Donald Glover dropped his highly anticipated film with Rihanna during a Coachella performance by his rap alter ego Childish Gambino that could be one of his last.

The star famous for his music but also successful in film, television and comedy delivered a pared down headlining performance heavy on dance but light on production to wrap the first night of the premier music festival set in the California desert.

During his set, Glover’s 54-minute film ‘Guava Island’ — a much-touted tropical thriller shot in Cuba and starring Rihanna — also began streaming on Amazon Prime.

The 35-year-old — who recently announced he will retire his moniker Childish Gambino after wrapping his current tour and releasing one more album — made the film with director Hiro Murai, who is also behind the artist’s acclaimed ‘Atlanta’ series and directed his video for the Grammy-winning hit ‘This Is America.’

The film sees Rihanna play singer Glover’s tough-to-please girlfriend, and centres on themes of music’s power to unify and the weight of capitalism.

During his pumping yet pensive show a shirtless Glover — frequently undulating his hips in the style of his acclaimed ‘America’ video — strode a catwalk jutting into the enormous crowd there for the three-day weekend of music’s hottest acts.

“All we really have at the end of the day are memories,” Glover said after acknowledging the recent deaths of rappers Nipsey Hussle and Mac Miller.

“At least one of you won’t see next week,” he said. “While we’re here, feel something and pass it on.”

‘Pivotal’ moment

Just prior to Glover’s set, pop futurist Janelle Monae delivered an electrifying performance, focusing heavily on themes of girl power and black empowerment.

Surrounded by a troupe of women dancers, Monae — who underwent several costume changes that included a black leather bodysuit, garter-style tights and her famous flowing pink pants — gave a theatrical show that included twerking, guest appearances from indie hip hop star Lizzo and surrealist rapper Tierra Whack, and a subtle tribute to her late collaborator and mentor, Prince.

The 33-year-old native of Kansas City closed by noting her background as a “young, black, queer woman who grew up in the Midwest,” saying that “this is a pivotal moment in our history.”

“Let’s celebrate those who need to be celebrated,” she said to cheers, before raising her middle fingers and delivering a brief but expletive-laden admonishment of President Donald Trump’s administration.

Country returns mainstream

Reigning Grammy queen Kacey Musgraves brought her unique psychedelic twang to Indio, belting out hits as the sun set over the nearby San Jacinto Mountains.

“You all look beautiful during this golden hour,” the 30-year-old, donning a shimmering red fringe mini-dress with a golden belt and matching heels, said, nodding to the title of her record that nabbed the coveted Album of the Year Grammy.

Musgraves is leading a new generation of female country stars bringing former naysayers of the genre into the fold.

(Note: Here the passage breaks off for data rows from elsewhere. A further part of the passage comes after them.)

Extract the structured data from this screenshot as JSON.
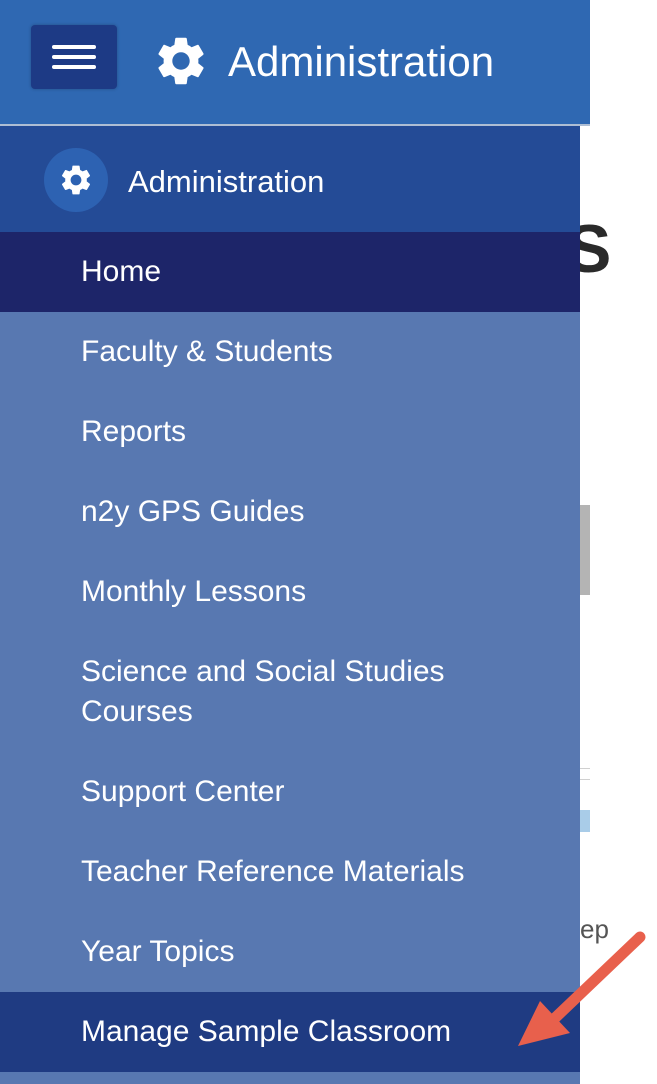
{
  "topbar": {
    "title": "Administration",
    "menu_icon": "hamburger-menu-icon",
    "gear_icon": "gear-icon",
    "background_color": "#2f68b2"
  },
  "sidebar": {
    "header_title": "Administration",
    "header_icon": "gear-icon",
    "items": [
      {
        "label": "Home",
        "state": "active"
      },
      {
        "label": "Faculty & Students"
      },
      {
        "label": "Reports"
      },
      {
        "label": "n2y GPS Guides"
      },
      {
        "label": "Monthly Lessons"
      },
      {
        "label": "Science and Social Studies Courses"
      },
      {
        "label": "Support Center"
      },
      {
        "label": "Teacher Reference Materials"
      },
      {
        "label": "Year Topics"
      },
      {
        "label": "Manage Sample Classroom",
        "state": "highlighted"
      }
    ],
    "colors": {
      "header": "#244b96",
      "item": "#5878b1",
      "active": "#1d2569",
      "highlighted": "#1f3b82"
    }
  },
  "background_page": {
    "heading_fragment": "S",
    "text_fragment": "ep"
  },
  "annotation": {
    "arrow_color": "#e8604c",
    "arrow_icon": "arrow-pointer-icon"
  }
}
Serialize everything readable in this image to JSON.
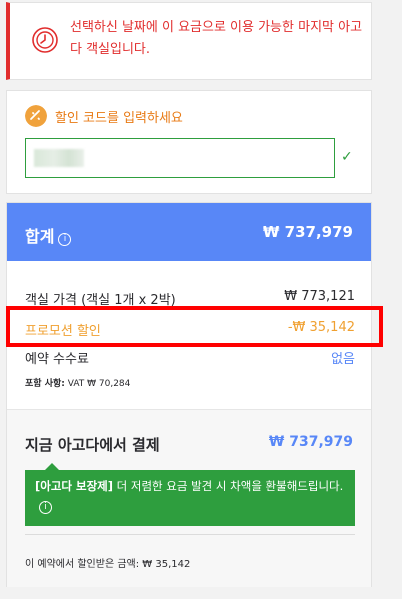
{
  "alert": {
    "icon": "clock-alert-icon",
    "text": "선택하신 날짜에 이 요금으로 이용 가능한 마지막 아고다 객실입니다.",
    "color": "#e12d2d"
  },
  "promo": {
    "icon": "coupon-icon",
    "label": "할인 코드를 입력하세요",
    "input_value": "",
    "check_icon": "checkmark-icon",
    "check_glyph": "✓"
  },
  "summary": {
    "total_label": "합계",
    "info_glyph": "i",
    "total_value": "₩ 737,979",
    "rows": [
      {
        "label": "객실 가격 (객실 1개 x 2박)",
        "value": "₩ 773,121"
      },
      {
        "label": "프로모션 할인",
        "value": "-₩ 35,142"
      },
      {
        "label": "예약 수수료",
        "value": "없음"
      }
    ],
    "vat_label": "포함 사항:",
    "vat_value": "VAT ₩ 70,284",
    "pay_label": "지금 아고다에서 결제",
    "pay_value": "₩ 737,979",
    "guarantee_bold": "[아고다 보장제]",
    "guarantee_text": "더 저렴한 요금 발견 시 차액을 환불해드립니다.",
    "saved_text": "이 예약에서 할인받은 금액: ₩ 35,142"
  },
  "colors": {
    "accent_blue": "#5887f7",
    "promo_orange": "#f0a030",
    "green": "#2e9e3e",
    "highlight_red": "#ff0000"
  }
}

“I used to say the cliche: ‘I love music just not country,’” said Deison Afualo of California. “But she’s bringing it back into the mainstream.”

“I’m queer and I like that she sings about queer love, and sings with gender-neutral pronouns,” the 25-year-old said.

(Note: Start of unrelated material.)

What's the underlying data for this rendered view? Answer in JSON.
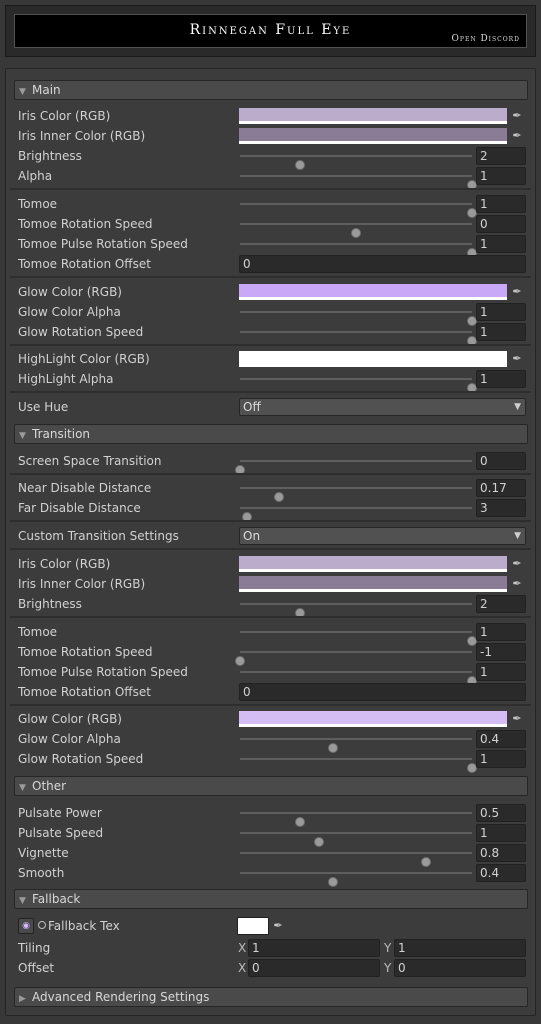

“It makes me feel a lot more accepted.”

French artist DJ Snake threw a massive rager at a rival stage, shocking with guest appearances from superstars Cardi B, Ozuna and Selena Gomez who performed the group’s smash hit ‘Taki Taki.’

K-Pop unites

K-Pop band Blackpink also won over an audience with their first full US show before kicking off a stateside tour.

“Us coming all the way from South Korea, we didn’t know what to expect, and obviously we — you guys and us — we’re from totally different worlds,” said the group’s Rose.

“But tonight I think we’ve learned so deeply that music brings us as one.”

Coachella has hosted popular South Korean acts before (the hip hop group Epik High performed in 2016). But Blackpink’s set was the first time a K-Pop idol group at the height of its powers performed in Indio. It drew a mix of mind-shattered fans who couldn’t believe their luck, and plenty of curious onlookers who might not have seen a K-Pop show otherwise.

If any K-Pop group could make this kind of debut here, Blackpink was a savvy choice. They’re already megastars across Asia (and have a Forum date coming soon), and their music covers a waterfront of modern hip-hop, EDM, synth ballads and even heavy rock. Their onstage rapport hits a sweet spot between K-Pop’s cheery, futurist veneer and hip hop’s bravado and prowess.

BTS might be a bigger act, and 2NE1 might have covered similar terrain before them. But no other K-Pop group could probably have handled a Coachella gig quite as well.

From the first kicks of ‘DDU-DU DDU-DU’ through the deep-sunk hooks of ‘Whistle’ and ‘Forever Young,’ the members of Blackpink brought the rigor and charm of K-Pop to a festival founded on punk and indie ideals. That they so successfully translated it to tens of thousands of fans instantly put them in the canon of K-Pop crossovers, and they’re likely just getting started.